Presented in the intimate and pleasant W. Scott McLucas Studio Theater at Irish Rep, this one-man show adapts the work of Kerry writer and publican, John B. Keane. A publican is the person who runs the local pub and hence is in the know of most goings-on. However, this piece is mostly concerned with the romantic life of the publican and how that plays out. Our man is a bachelor of around 40 who finds himself suddenly and devastatingly in love with an 18-year-old school girl at the local convent. He is also the goal of a force of nature Dublin lawyer, Grace, who has set her sights on him regardless of his opinion of the matter. While largely the reminiscences of the publican regarding this part of his life, the piece also utilizes characters from the local village, including the parish priest, a cursing closet drinker, Mother Superior of the convent, his friend Plather (who's slept with a mermaid), and Grace herself. Told through a series of letters to a friend, the piece alternates between storytelling and present-time speeches by the characters themselves. A fair amount of time is covered and much of the local culture is explored before our man finds his life settled for him and himself set up well.
As the actor Des Keogh is older than the publican is when the events of the piece take place, having him read the starts of letters works to bring the audience a sense of going back to this time. But there's little sense of him now and how he feels about looking back, which could add much to the feeling of wholeness for the play. As it stands, Confessions of an Irish Publican is unwieldy and can meander. The piece is so devoted to conveying the entire village-scape, as well as honoring bits in Keane's writing that Keogh seems to have particular affection for, that it overwhelms itself. Keogh's considerable talents are strained by the weight of accountability to material that isn't always that interesting. The closet drinker who buys bottles of stout "for her porter cake" is amusing but does nothing to further the story nor does she enrich it. Strongly trimmed, this piece could have a nice balance between the dictatorial parish priest and the highly-connected-to-the-community Mother Superior to give a sense of the place, and then the Mother Superior and Plather as the protagonists for either side of the Publican's affections. Because the thread of the whole piece is the Publican's romances, the conflicts—between reality and daydream, and how himself is clueless to what is going on and who the women in his life truly are—are muddied by the extraneous and disconnected detail that is also being presented.

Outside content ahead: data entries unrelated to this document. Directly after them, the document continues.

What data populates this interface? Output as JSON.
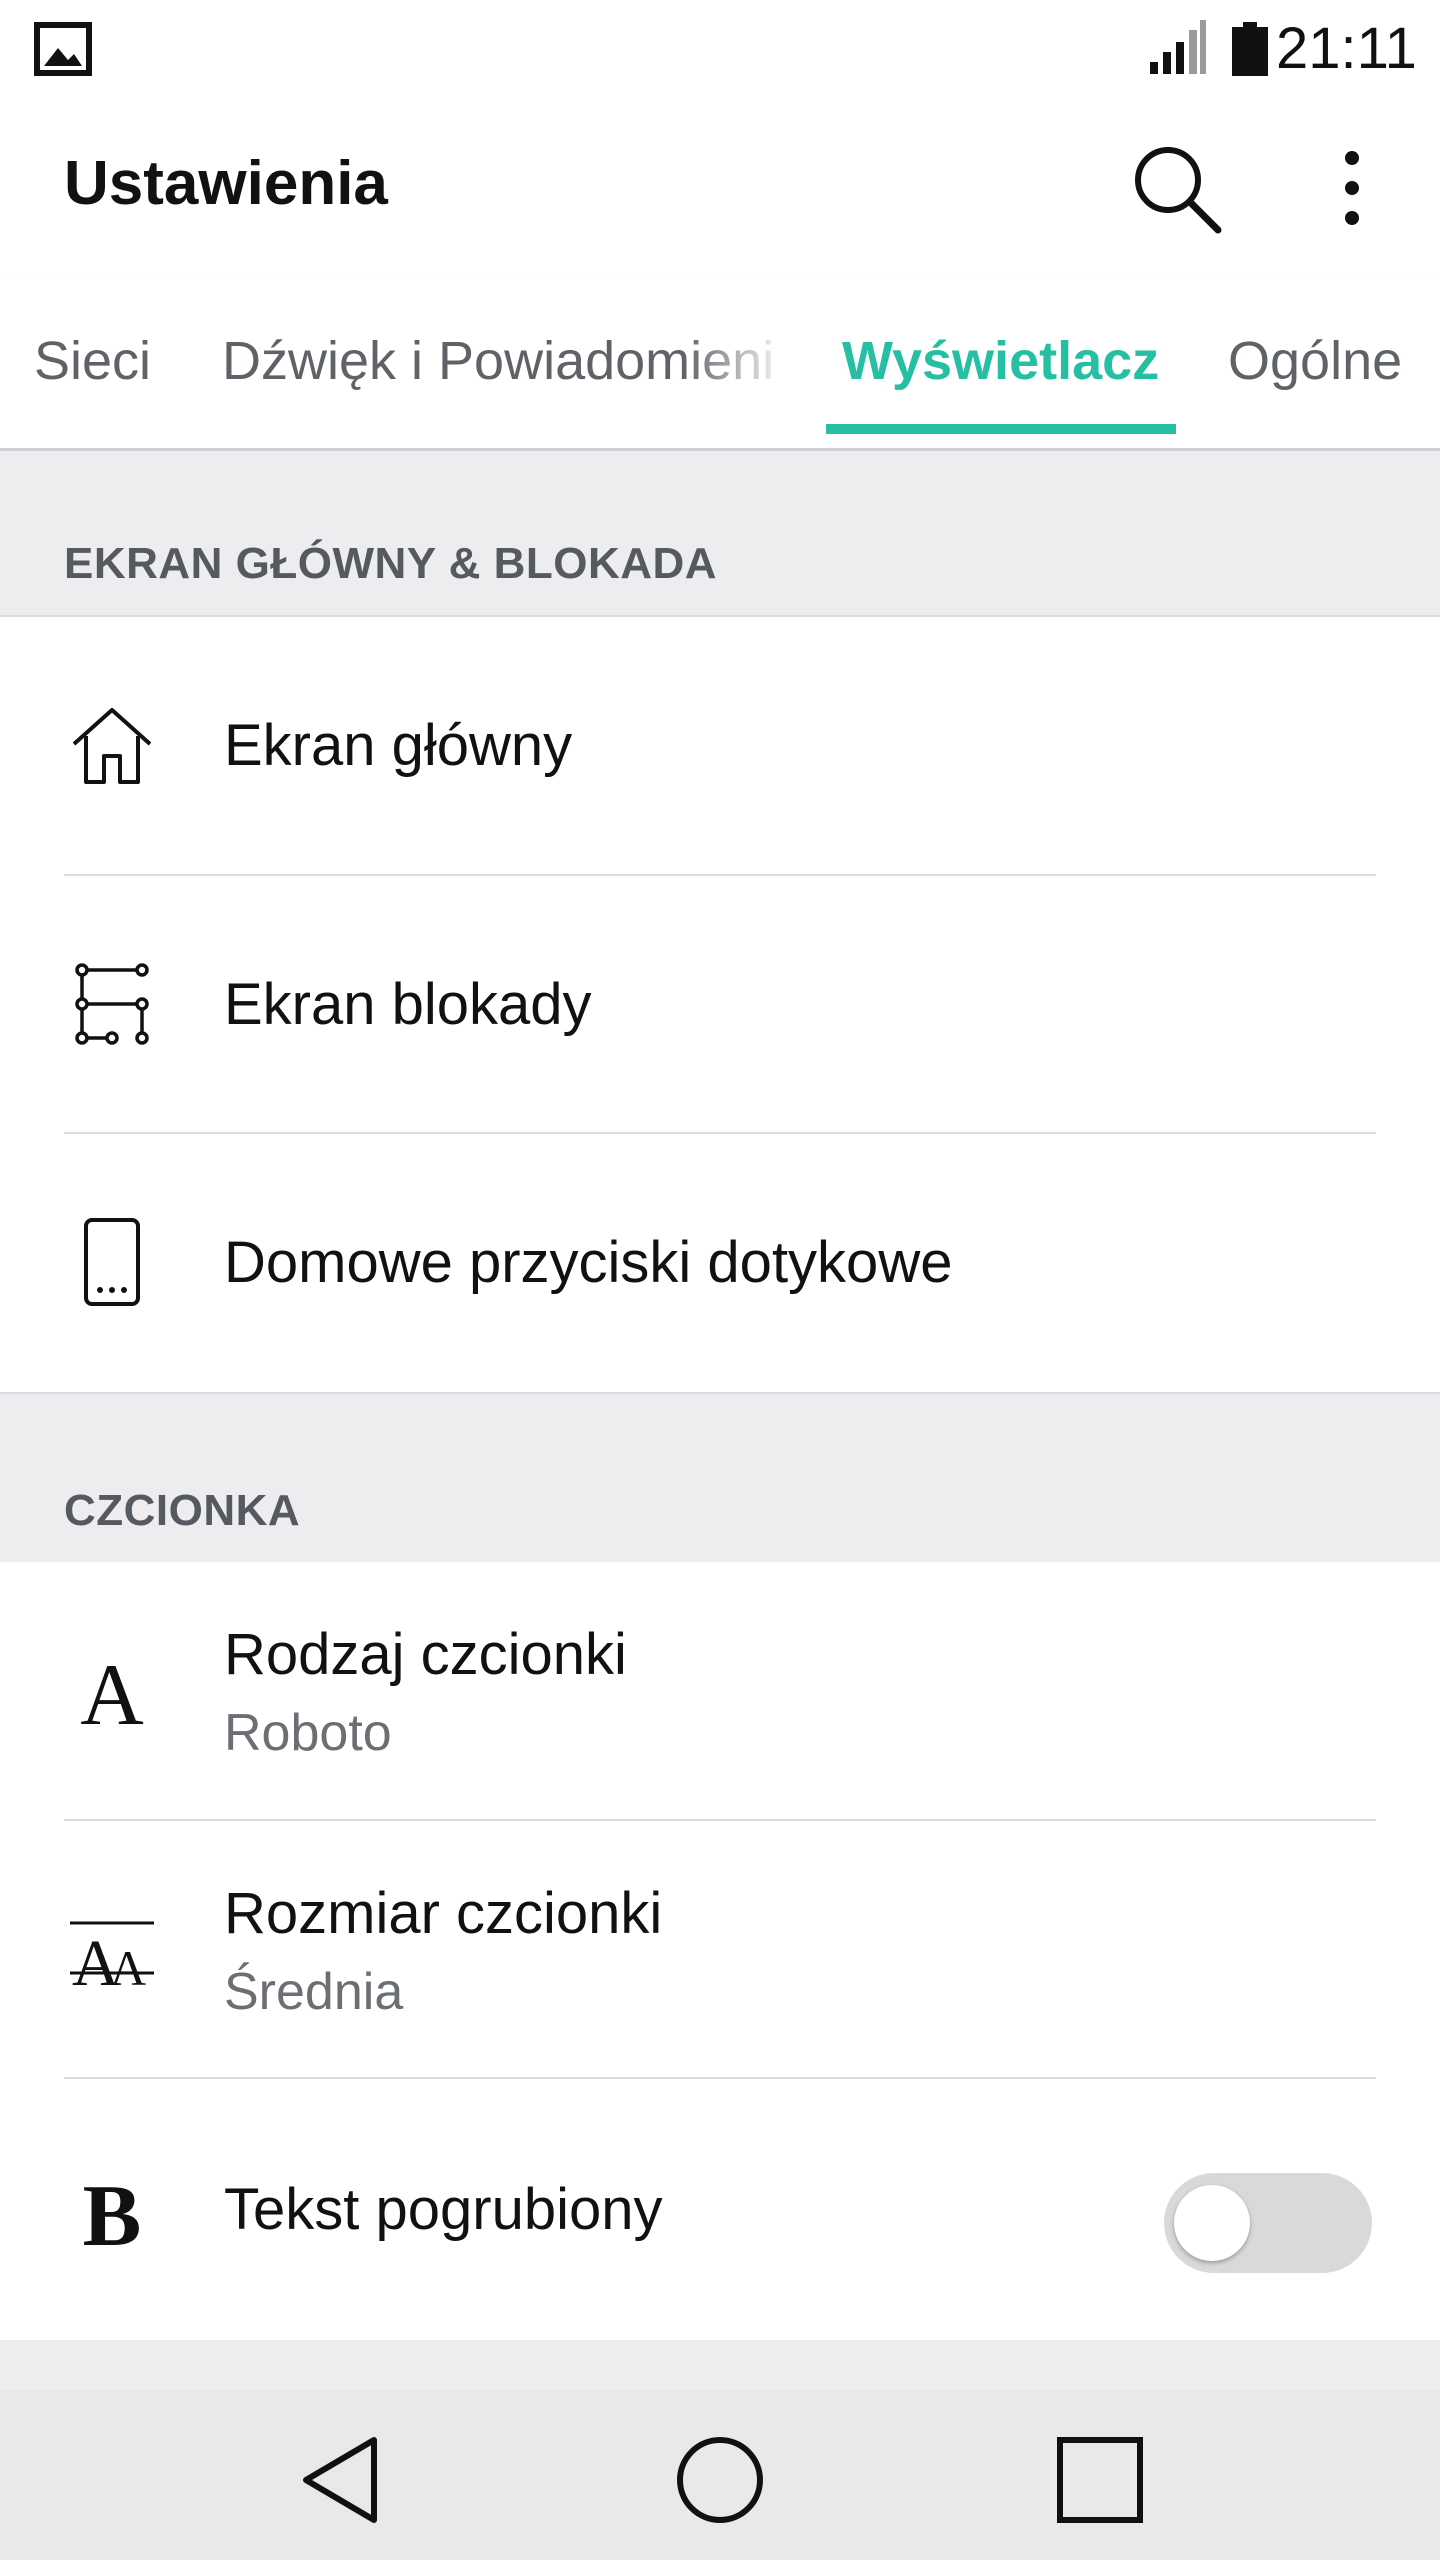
{
  "status_bar": {
    "time": "21:11",
    "notification_icon": "image-icon",
    "signal_icon": "signal-icon",
    "battery_icon": "battery-icon"
  },
  "app_bar": {
    "title": "Ustawienia",
    "search_icon": "search-icon",
    "menu_icon": "more-vert-icon"
  },
  "tabs": [
    {
      "label": "Sieci",
      "selected": false
    },
    {
      "label": "Dźwięk i Powiadomienia",
      "selected": false
    },
    {
      "label": "Wyświetlacz",
      "selected": true
    },
    {
      "label": "Ogólne",
      "selected": false
    }
  ],
  "accent_color": "#26bfa3",
  "sections": [
    {
      "header": "EKRAN GŁÓWNY & BLOKADA",
      "items": [
        {
          "icon": "home-icon",
          "title": "Ekran główny"
        },
        {
          "icon": "lock-pattern-icon",
          "title": "Ekran blokady"
        },
        {
          "icon": "phone-touch-buttons-icon",
          "title": "Domowe przyciski dotykowe"
        }
      ]
    },
    {
      "header": "CZCIONKA",
      "items": [
        {
          "icon": "font-type-icon",
          "title": "Rodzaj czcionki",
          "subtitle": "Roboto"
        },
        {
          "icon": "font-size-icon",
          "title": "Rozmiar czcionki",
          "subtitle": "Średnia"
        },
        {
          "icon": "bold-text-icon",
          "title": "Tekst pogrubiony",
          "toggle_on": false
        }
      ]
    }
  ],
  "nav_bar": {
    "back_icon": "back-icon",
    "home_icon": "home-circle-icon",
    "recents_icon": "recents-icon"
  }
}
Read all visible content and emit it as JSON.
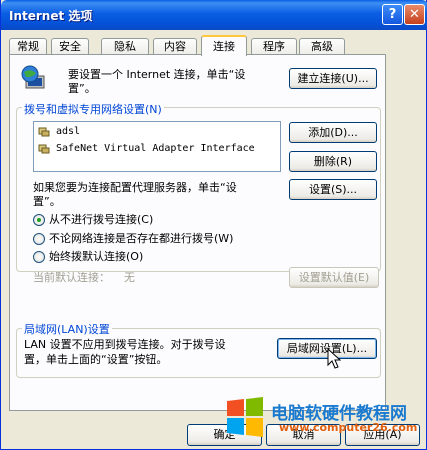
{
  "window": {
    "title": "Internet 选项",
    "help_glyph": "?",
    "close_glyph": "✕"
  },
  "tabs": [
    {
      "label": "常规"
    },
    {
      "label": "安全"
    },
    {
      "label": "隐私"
    },
    {
      "label": "内容"
    },
    {
      "label": "连接",
      "active": true
    },
    {
      "label": "程序"
    },
    {
      "label": "高级"
    }
  ],
  "setup": {
    "text_line1": "要设置一个 Internet 连接，单击“设",
    "text_line2": "置”。",
    "button": "建立连接(U)..."
  },
  "dialup": {
    "group_label": "拨号和虚拟专用网络设置(N)",
    "items": [
      {
        "label": "adsl"
      },
      {
        "label": "SafeNet Virtual Adapter Interface"
      }
    ],
    "add_button": "添加(D)...",
    "remove_button": "删除(R)",
    "settings_button": "设置(S)...",
    "proxy_text_line1": "如果您要为连接配置代理服务器，单击“设",
    "proxy_text_line2": "置”。",
    "radios": [
      {
        "label": "从不进行拨号连接(C)",
        "checked": true
      },
      {
        "label": "不论网络连接是否存在都进行拨号(W)",
        "checked": false
      },
      {
        "label": "始终拨默认连接(O)",
        "checked": false
      }
    ],
    "current_default_label": "当前默认连接：",
    "current_default_value": "无",
    "set_default_button": "设置默认值(E)"
  },
  "lan": {
    "group_label": "局域网(LAN)设置",
    "text_line1": "LAN 设置不应用到拨号连接。对于拨号设",
    "text_line2": "置，单击上面的“设置”按钮。",
    "button": "局域网设置(L)..."
  },
  "footer": {
    "ok_button": "确定",
    "cancel_button": "取消",
    "apply_button": "应用(A)"
  },
  "watermark": {
    "text": "电脑软硬件教程网",
    "url": "www.computer26.com"
  },
  "colors": {
    "title_bar": "#0a5ee2",
    "group_label": "#0046d5",
    "watermark_text": "#1a7ad0"
  }
}
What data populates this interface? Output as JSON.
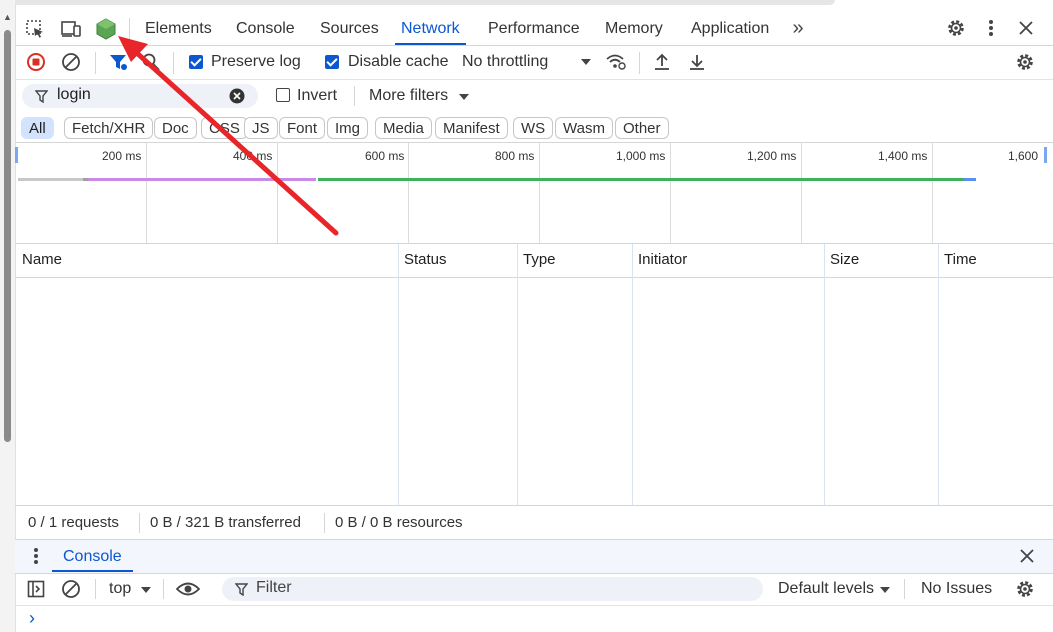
{
  "tabs": [
    "Elements",
    "Console",
    "Sources",
    "Network",
    "Performance",
    "Memory",
    "Application"
  ],
  "active_tab": "Network",
  "toolbar": {
    "preserve_log_label": "Preserve log",
    "preserve_log_checked": true,
    "disable_cache_label": "Disable cache",
    "disable_cache_checked": true,
    "throttling_value": "No throttling"
  },
  "filter": {
    "value": "login",
    "invert_label": "Invert",
    "invert_checked": false,
    "more_filters_label": "More filters"
  },
  "type_filters": [
    "All",
    "Fetch/XHR",
    "Doc",
    "CSS",
    "JS",
    "Font",
    "Img",
    "Media",
    "Manifest",
    "WS",
    "Wasm",
    "Other"
  ],
  "active_type_filter": "All",
  "timeline_ticks": [
    "200 ms",
    "400 ms",
    "600 ms",
    "800 ms",
    "1,000 ms",
    "1,200 ms",
    "1,400 ms",
    "1,600"
  ],
  "table": {
    "columns": [
      "Name",
      "Status",
      "Type",
      "Initiator",
      "Size",
      "Time"
    ],
    "rows": []
  },
  "status": {
    "requests": "0 / 1 requests",
    "transferred": "0 B / 321 B transferred",
    "resources": "0 B / 0 B resources"
  },
  "drawer": {
    "tab_label": "Console",
    "context": "top",
    "filter_placeholder": "Filter",
    "levels": "Default levels",
    "issues": "No Issues",
    "prompt": "›"
  },
  "colors": {
    "accent": "#0b57d0",
    "record_stop": "#d93025",
    "node_icon": "#5aa454",
    "annotation_arrow": "#e8262a"
  }
}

Despite the unfinished state of the work, Keogh is a fine actor and it is enjoyable to experience his skills in Confessions of an Irish Publican. It would be a delight to see him in a revised and condensed version that showed him off better.